SSRI Drugs Paxil & Zoloft Birth Defect Studies Overview

Study after study has linked SSRI (selective serotonin reuptake inhibitor) antidepressant drugs Paxil and Zoloft to birth defects. Bryan Aylstock, a Florida Paxil and Zoloft birth defect attorney, provided a quick overview of those studies and how they might affect birth injury litigation:

  • New England Journal of Medicine studies. Two studies have been published in the New England Journal of Medicine; one by a lead author by the name of Lerwick and another by a lead author by the name of Alwan. Both found a statistically significant increased risk of various birth defects.
  • Canadian & Swedish studies. There have been studies from Canada and Sweden which looked at the pregnancy registries of women [who took SSRI drugs while pregnant]. There is a consistency in results as far as an increased risk for various birth defects and persistent pulmonary hypertension.
  • Animal experiment studies. There have been animal experiments on how these [SSRI] agents affect a developing embryo. They’ve been [published] in very respected journals and have determined that, in fact, not only do both these drugs pass through the placental barrier, they have direct affects on the developing neural crest and brachial arch cells that migrate in a very early developing embryo to form all of these major organ systems in babies.

    When neural crest cells don’t migrate properly or they’re interfered with by an agent such as Paxil or Zoloft, many, many unforeseen things can happen. That’s been born out both in the epidemiology and the laboratory studies that have been done so far.

Drug companies must be held accountable

Aylstock says that Paxil and Zoloft birth defects can be severe and that injured victims have every right to be compensated – especially when study after study has shown a link between SSRI drugs and birth defects, yet drug manufacturers have done nothing in response. He explained:

Drug companies need to be held accountable for their actions and inactions; they need to be told that this is not appropriate conduct. They need to compensate the victim, especially when they’re children, so that they can have a normal life or one that is as normal as possible.

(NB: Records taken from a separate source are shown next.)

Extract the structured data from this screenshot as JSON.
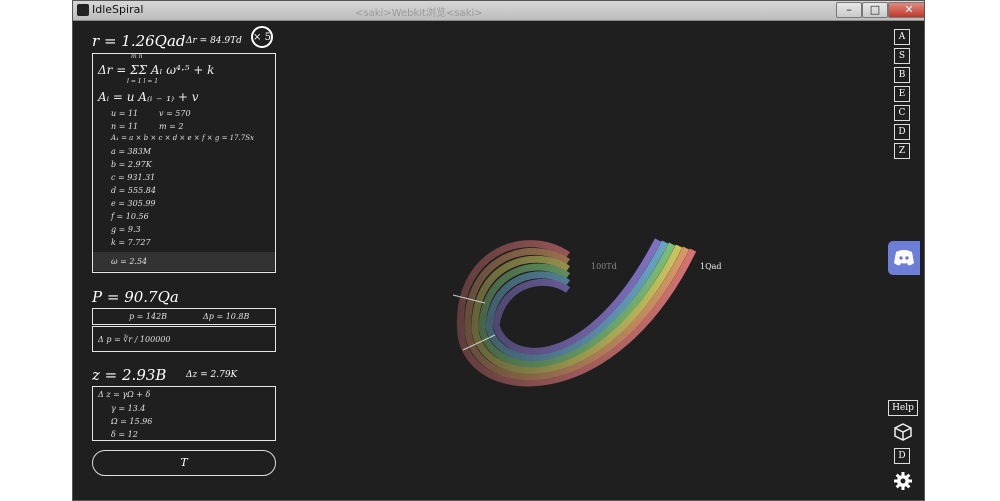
{
  "window": {
    "title": "IdleSpiral",
    "background_title": "<saki>Webkit浏览<saki>",
    "buttons": {
      "minimize": "–",
      "maximize": "□",
      "close": "✕"
    }
  },
  "colors": {
    "background": "#1f1f1f",
    "accent": "#6c7ed8",
    "text": "#ffffff"
  },
  "radius": {
    "value": "r = 1.26Qad",
    "delta": "Δr = 84.9Td",
    "multiplier": "× 5",
    "formula1": "Δr = ΣΣ Aₗ ω⁴·⁵ + k",
    "sum_top": "m  n",
    "sum_bottom": "l = 1  l = 1",
    "formula2": "Aᵢ = u A₍ᵢ ₋ ₁₎ + v",
    "vars_row1": [
      "u = 11",
      "v = 570"
    ],
    "vars_row2": [
      "n = 11",
      "m = 2"
    ],
    "product": "A₁ = a × b × c × d × e × f × g = 17.7Sx",
    "params": [
      "a = 383M",
      "b = 2.97K",
      "c = 931.31",
      "d = 555.84",
      "e = 305.99",
      "f = 10.56",
      "g = 9.3",
      "k = 7.727"
    ],
    "omega": "ω = 2.54"
  },
  "power": {
    "value": "P = 90.7Qa",
    "p": "p = 142B",
    "delta_p": "Δp = 10.8B",
    "formula": "Δ p = ∛r / 100000"
  },
  "z": {
    "value": "z = 2.93B",
    "delta": "Δz = 2.79K",
    "formula": "Δ z = γΩ + δ",
    "params": [
      "γ = 13.4",
      "Ω = 15.96",
      "δ = 12"
    ]
  },
  "t_button": "T",
  "right_buttons": [
    "A",
    "S",
    "B",
    "E",
    "C",
    "D",
    "Z"
  ],
  "help_label": "Help",
  "bottom_d": "D",
  "spiral_labels": {
    "inner": "100Td",
    "outer": "1Qad"
  },
  "icons": [
    "discord-icon",
    "cube-icon",
    "gear-icon"
  ]
}
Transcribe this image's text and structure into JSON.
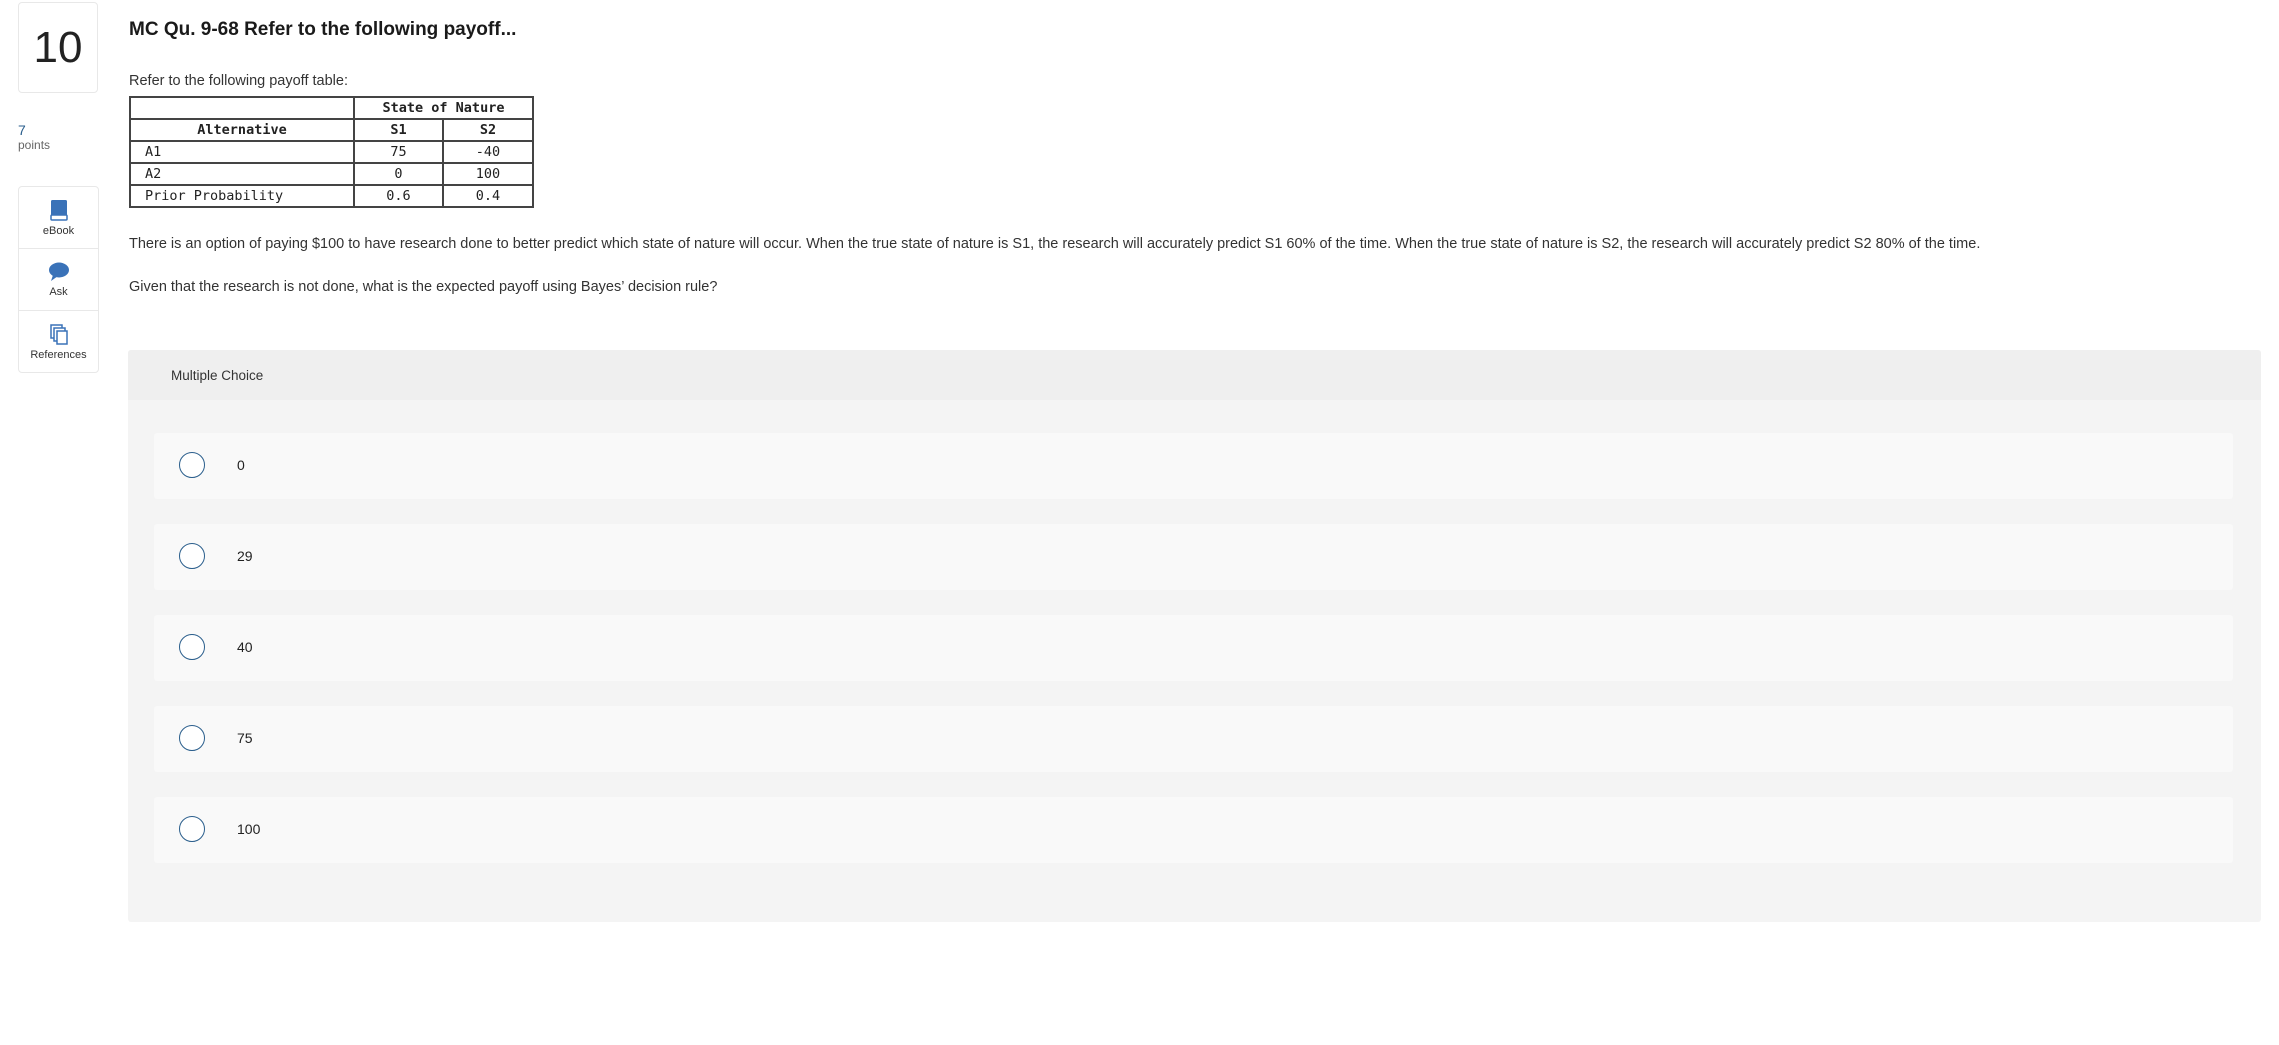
{
  "question": {
    "number": "10",
    "points_value": "7",
    "points_label": "points",
    "title": "MC Qu. 9-68 Refer to the following payoff...",
    "intro": "Refer to the following payoff table:",
    "paragraph1": "There is an option of paying $100 to have research done to better predict which state of nature will occur. When the true state of nature is S1, the research will accurately predict S1 60% of the time. When the true state of nature is S2, the research will accurately predict S2 80% of the time.",
    "paragraph2": "Given that the research is not done, what is the expected payoff using Bayes’ decision rule?"
  },
  "tools": [
    {
      "label": "eBook",
      "icon": "book-icon"
    },
    {
      "label": "Ask",
      "icon": "chat-bubble-icon"
    },
    {
      "label": "References",
      "icon": "copy-documents-icon"
    }
  ],
  "payoff_table": {
    "group_header": "State of Nature",
    "headers": [
      "Alternative",
      "S1",
      "S2"
    ],
    "rows": [
      [
        "A1",
        "75",
        "-40"
      ],
      [
        "A2",
        "0",
        "100"
      ],
      [
        "Prior Probability",
        "0.6",
        "0.4"
      ]
    ]
  },
  "multiple_choice": {
    "label": "Multiple Choice",
    "options": [
      "0",
      "29",
      "40",
      "75",
      "100"
    ],
    "selected": null
  },
  "colors": {
    "accent": "#2a5e8c",
    "icon_blue": "#3a72b8",
    "panel_bg": "#f4f4f4",
    "option_bg": "#f9f9f9"
  }
}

The foregoing article has been prepared by an attorney who is a regular contributor to FreeAdvice, and is now undergoing review by the site's editorial staff.